The objective of the study was to determine the prevalence of suspected cats having small bowel disease based on clinical signs and ultrasonographic findings; to identify the most common causes; and to compare the methods for differentiating the various causes of small bowel disease.
- Vomiting ≥3 times/months for at least 3 consecutive months
- Small bowel diarrhea for ≥3 weeks
- Weight loss of ≥1 lb within the past 6
Wall thickness is defined as the distance from the serosa to the near side of the lumen.
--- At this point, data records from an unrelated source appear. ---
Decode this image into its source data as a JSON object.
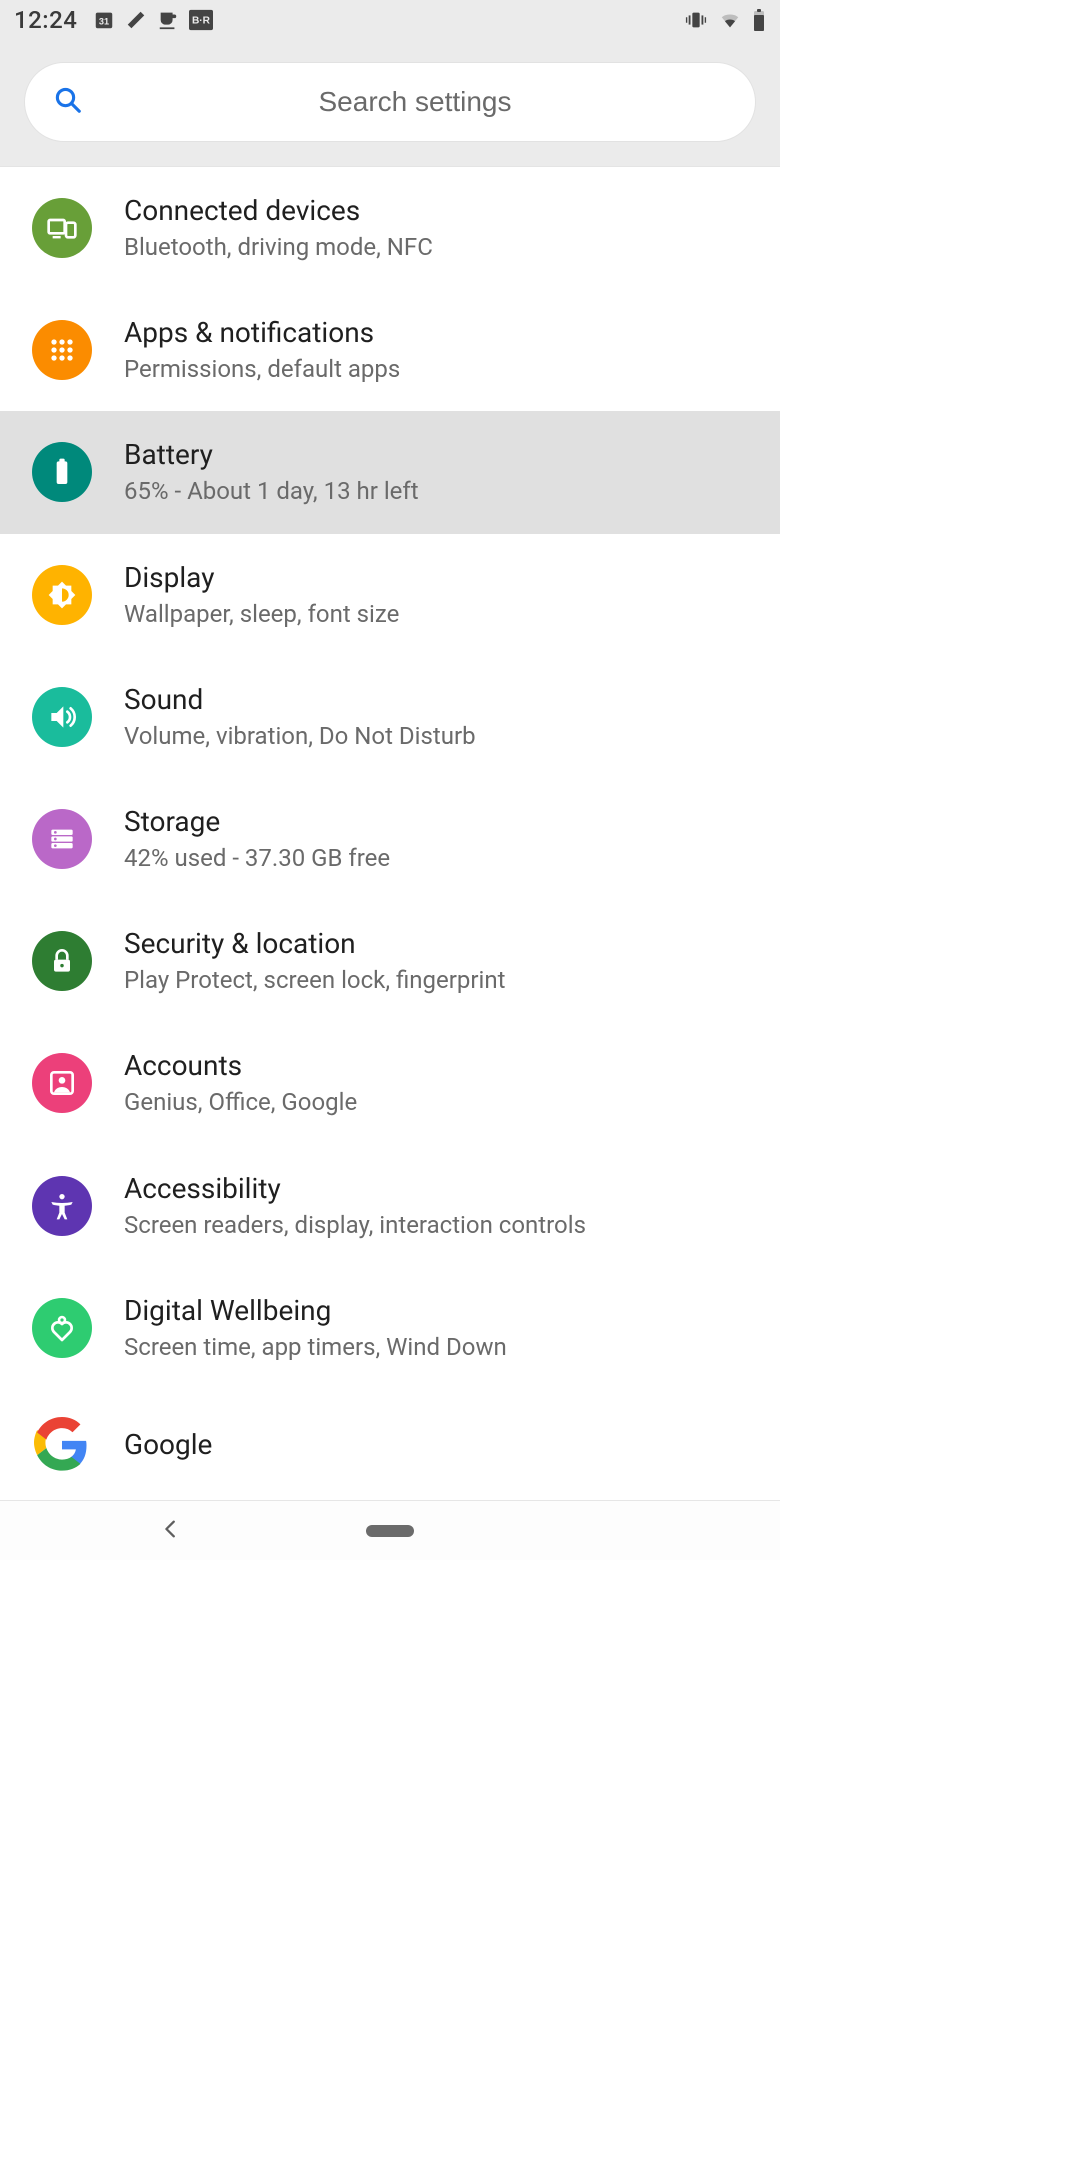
{
  "statusbar": {
    "time": "12:24",
    "notif_icons": [
      "calendar-31",
      "pencil",
      "coffee-cup",
      "br-badge"
    ],
    "right_icons": [
      "vibrate",
      "wifi",
      "battery"
    ]
  },
  "search": {
    "placeholder": "Search settings"
  },
  "items": [
    {
      "id": "connected-devices",
      "title": "Connected devices",
      "subtitle": "Bluetooth, driving mode, NFC",
      "icon": "devices",
      "color": "#689f38",
      "highlight": false
    },
    {
      "id": "apps",
      "title": "Apps & notifications",
      "subtitle": "Permissions, default apps",
      "icon": "apps",
      "color": "#fb8c00",
      "highlight": false
    },
    {
      "id": "battery",
      "title": "Battery",
      "subtitle": "65% - About 1 day, 13 hr left",
      "icon": "battery",
      "color": "#00897b",
      "highlight": true
    },
    {
      "id": "display",
      "title": "Display",
      "subtitle": "Wallpaper, sleep, font size",
      "icon": "brightness",
      "color": "#ffb300",
      "highlight": false
    },
    {
      "id": "sound",
      "title": "Sound",
      "subtitle": "Volume, vibration, Do Not Disturb",
      "icon": "volume",
      "color": "#1abc9c",
      "highlight": false
    },
    {
      "id": "storage",
      "title": "Storage",
      "subtitle": "42% used - 37.30 GB free",
      "icon": "storage",
      "color": "#ba68c8",
      "highlight": false
    },
    {
      "id": "security",
      "title": "Security & location",
      "subtitle": "Play Protect, screen lock, fingerprint",
      "icon": "lock",
      "color": "#2e7d32",
      "highlight": false
    },
    {
      "id": "accounts",
      "title": "Accounts",
      "subtitle": "Genius, Office, Google",
      "icon": "account",
      "color": "#ec407a",
      "highlight": false
    },
    {
      "id": "accessibility",
      "title": "Accessibility",
      "subtitle": "Screen readers, display, interaction controls",
      "icon": "accessibility",
      "color": "#5e35b1",
      "highlight": false
    },
    {
      "id": "wellbeing",
      "title": "Digital Wellbeing",
      "subtitle": "Screen time, app timers, Wind Down",
      "icon": "wellbeing",
      "color": "#2ecc71",
      "highlight": false
    },
    {
      "id": "google",
      "title": "Google",
      "subtitle": "",
      "icon": "google",
      "color": "#ffffff",
      "highlight": false
    }
  ]
}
Laparotomy and small intestine biopsy were recommended if the wall thickness was ≥3 mm or if ≥2 measurements were ≥28 mm. Cats with some measurements of wall thickness ≥28 mm and other measurements of wall thickness ≤25 mm were categorized as having segmental disease.
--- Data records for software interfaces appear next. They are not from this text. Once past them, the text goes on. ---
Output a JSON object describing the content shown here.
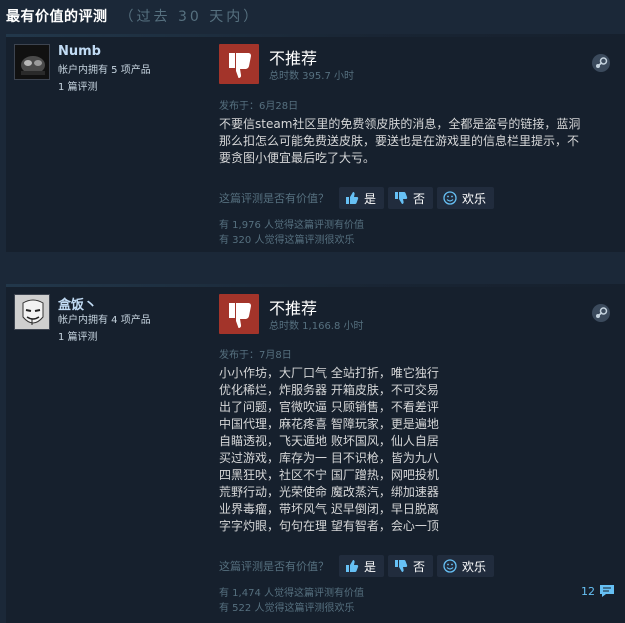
{
  "section": {
    "title": "最有价值的评测",
    "range": "（过去 30 天内）"
  },
  "reviews": [
    {
      "author": {
        "name": "Numb",
        "products": "帐户内拥有 5 项产品",
        "review_count": "1 篇评测"
      },
      "verdict": "不推荐",
      "hours": "总时数 395.7 小时",
      "posted": "发布于：6月28日",
      "text_lines": [
        "不要信steam社区里的免费领皮肤的消息，全都是盗号的链接，蓝洞",
        "那么扣怎么可能免费送皮肤，要送也是在游戏里的信息栏里提示，不",
        "要贪图小便宜最后吃了大亏。"
      ],
      "helpful_question": "这篇评测是否有价值？",
      "buttons": {
        "yes": "是",
        "no": "否",
        "funny": "欢乐"
      },
      "helpful_count": "有 1,976 人觉得这篇评测有价值",
      "funny_count": "有 320 人觉得这篇评测很欢乐"
    },
    {
      "author": {
        "name": "盒饭丶",
        "products": "帐户内拥有 4 项产品",
        "review_count": "1 篇评测"
      },
      "verdict": "不推荐",
      "hours": "总时数 1,166.8 小时",
      "posted": "发布于：7月8日",
      "text_lines": [
        "小小作坊，大厂口气 全站打折，唯它独行",
        "优化稀烂，炸服务器 开箱皮肤，不可交易",
        "出了问题，官微吹逼 只顾销售，不看差评",
        "中国代理，麻花疼喜 智障玩家，更是遍地",
        "自瞄透视，飞天遁地 败坏国风，仙人自居",
        "买过游戏，库存为一 目不识枪，皆为九八",
        "四黑狂吠，社区不宁 国厂蹭热，网吧投机",
        "荒野行动，光荣使命 魔改蒸汽，绑加速器",
        "业界毒瘤，带坏风气 迟早倒闭，早日脱离",
        "字字灼眼，句句在理 望有智者，会心一顶"
      ],
      "helpful_question": "这篇评测是否有价值？",
      "buttons": {
        "yes": "是",
        "no": "否",
        "funny": "欢乐"
      },
      "helpful_count": "有 1,474 人觉得这篇评测有价值",
      "funny_count": "有 522 人觉得这篇评测很欢乐",
      "comment_count": "12"
    }
  ],
  "colors": {
    "background": "#1b2838",
    "card": "#16202d",
    "thumb_down": "#a3342a",
    "link": "#66c0f4",
    "muted": "#56707f"
  },
  "icons": {
    "thumb": "thumbs-down-icon",
    "platform": "steam-icon",
    "yes": "thumbs-up-icon",
    "no": "thumbs-down-icon",
    "funny": "smiley-icon",
    "comments": "comment-bubble-icon"
  }
}
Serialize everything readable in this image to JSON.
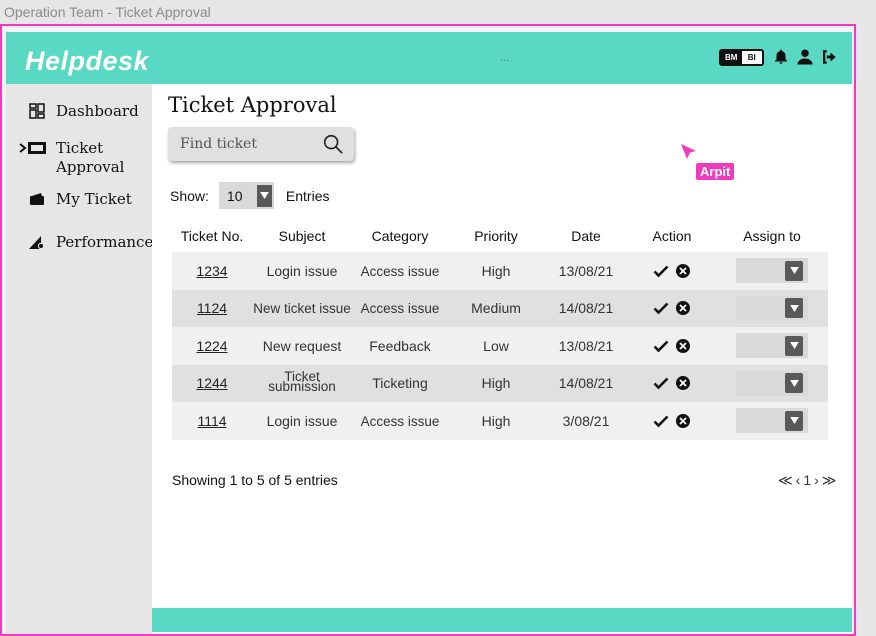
{
  "window_title": "Operation Team - Ticket Approval",
  "header": {
    "brand": "Helpdesk",
    "dots": "...",
    "lang_on": "BM",
    "lang_off": "BI",
    "icons": [
      "bell-icon",
      "user-icon",
      "logout-icon"
    ],
    "color": "#59d8c4"
  },
  "sidebar": {
    "items": [
      {
        "label": "Dashboard",
        "icon": "dashboard-icon"
      },
      {
        "label": "Ticket Approval",
        "icon": "ticket-icon",
        "active": true
      },
      {
        "label": "My Ticket",
        "icon": "my-ticket-icon"
      },
      {
        "label": "Performance",
        "icon": "performance-icon"
      }
    ]
  },
  "main": {
    "title": "Ticket Approval",
    "search_placeholder": "Find ticket",
    "show_label": "Show:",
    "show_value": "10",
    "entries_label": "Entries",
    "columns": [
      "Ticket No.",
      "Subject",
      "Category",
      "Priority",
      "Date",
      "Action",
      "Assign to"
    ],
    "rows": [
      {
        "no": "1234",
        "subject": "Login issue",
        "category": "Access issue",
        "priority": "High",
        "date": "13/08/21"
      },
      {
        "no": "1124",
        "subject": "New ticket issue",
        "category": "Access issue",
        "priority": "Medium",
        "date": "14/08/21"
      },
      {
        "no": "1224",
        "subject": "New request",
        "category": "Feedback",
        "priority": "Low",
        "date": "13/08/21"
      },
      {
        "no": "1244",
        "subject": "Ticket submission",
        "category": "Ticketing",
        "priority": "High",
        "date": "14/08/21"
      },
      {
        "no": "1114",
        "subject": "Login issue",
        "category": "Access issue",
        "priority": "High",
        "date": "3/08/21"
      }
    ],
    "showing_text": "Showing 1 to 5 of 5 entries",
    "pager": {
      "first": "≪",
      "prev": "‹",
      "page": "1",
      "next": "›",
      "last": "≫"
    }
  },
  "cursor_label": "Arpit",
  "accent": "#f03bbf"
}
Biopsy results were classified as lymphoma, chronic enteritis, non-lymphoid neoplasia, other, or normal. If biopsies of an individual cat showed different categories, the disease was classified as segmental.
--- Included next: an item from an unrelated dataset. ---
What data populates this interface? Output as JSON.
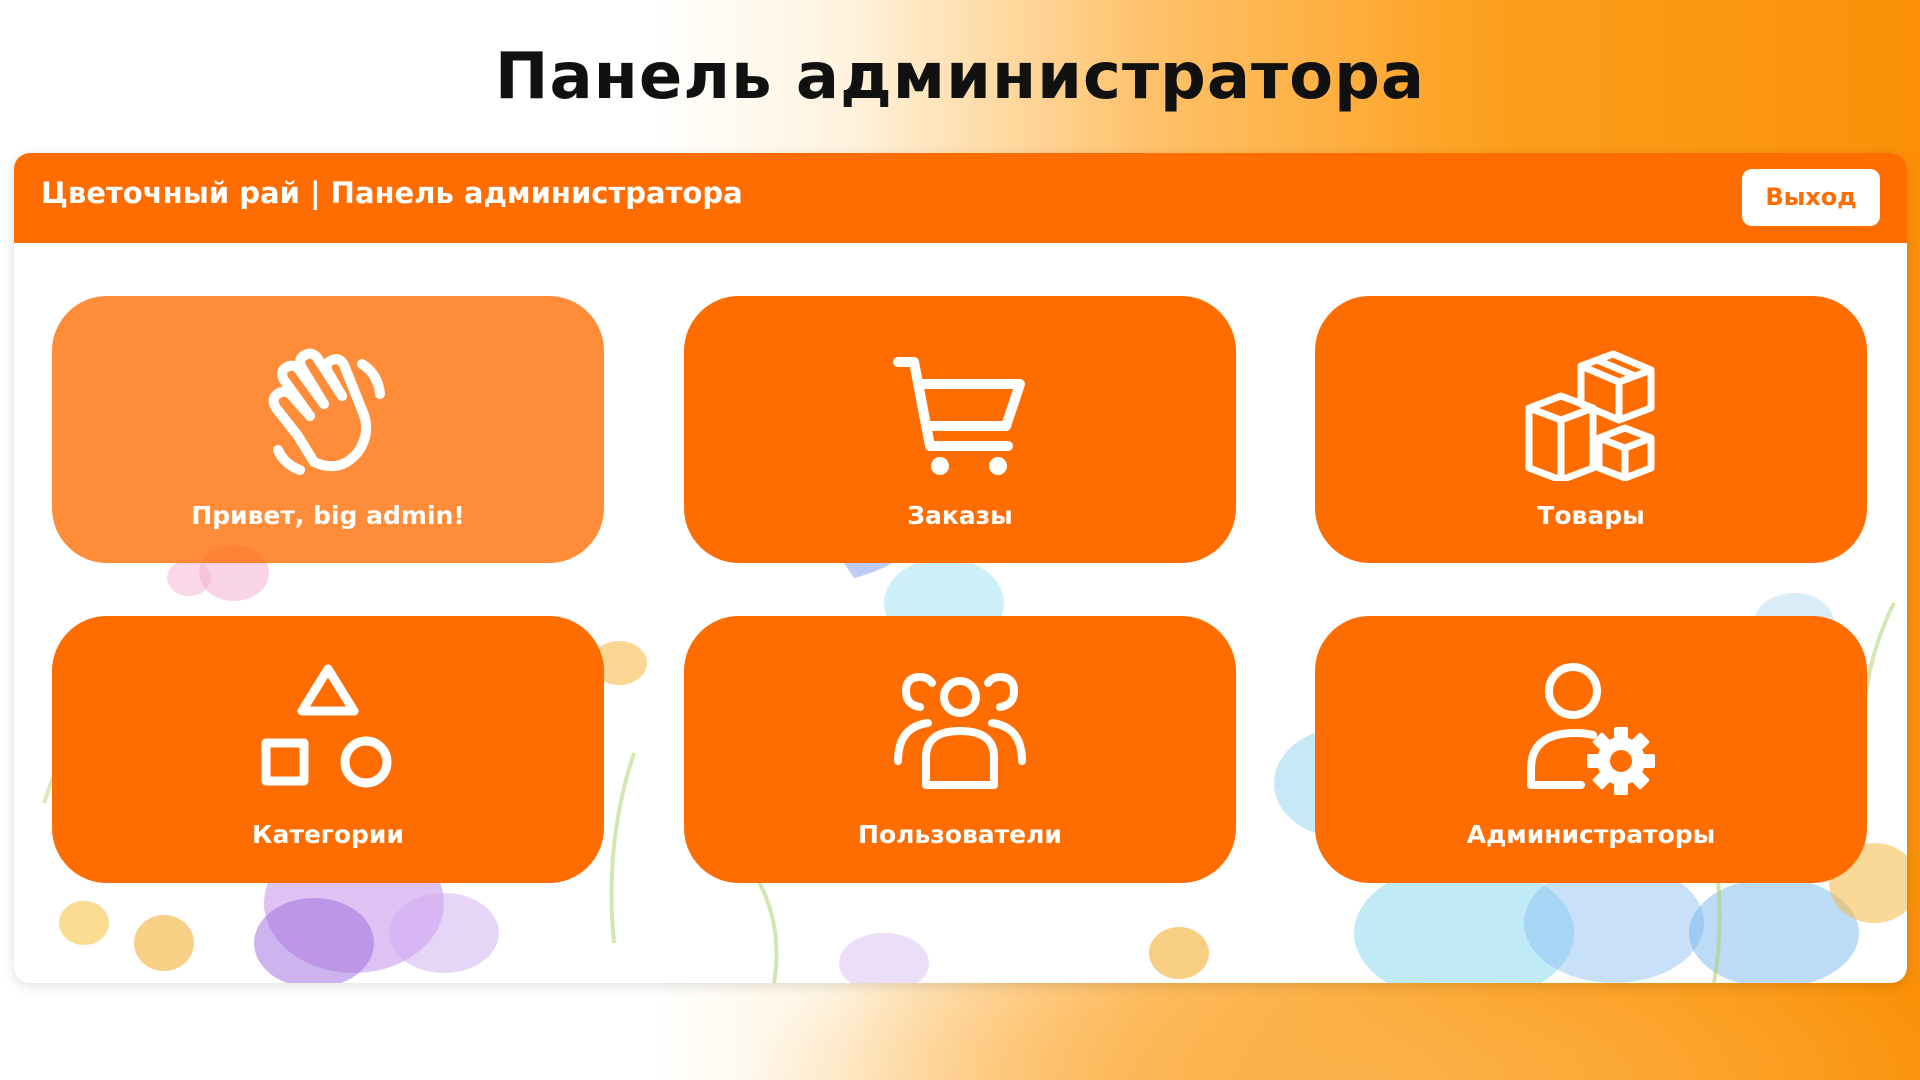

Of the 300 cats, 159 (53%) were male and 141 (47%) were female. Median age was 11 years (1-19 years) with 141 (47%) ≥12 years old and 81 (27%) ≥14 years old. All 300 cats recovered fully from the surgery.
Overall, 288 (96%) had abnormalities where 150 (50%) had chronic enteritis, 124 (41%) lymphoma, 11(4%) non-lymphoid neoplasia and 3 had other conditions. The remaining 12 (4%) were normal.
The authors concluded:
- Chronic small bowel disease was diagnosed in 96% of affected cats.
- 45% had intestinal cancer (primarily lymphoma) and 50% had chronic enteritis.
- Full-thickness (surgical) biopsies of the intestine gave the diagnosis. Ultrasound alone could not differentiate between lymphoma and chronic enteritis.
* GD Norsworthy et al. “Prevalence and underlying causes of histologic abnormalities in cats suspected to have chronic small bowel disease: 300 cases (2008-2013).” JAVMA 2015, Vol. 247, N. 6, p. 629-635.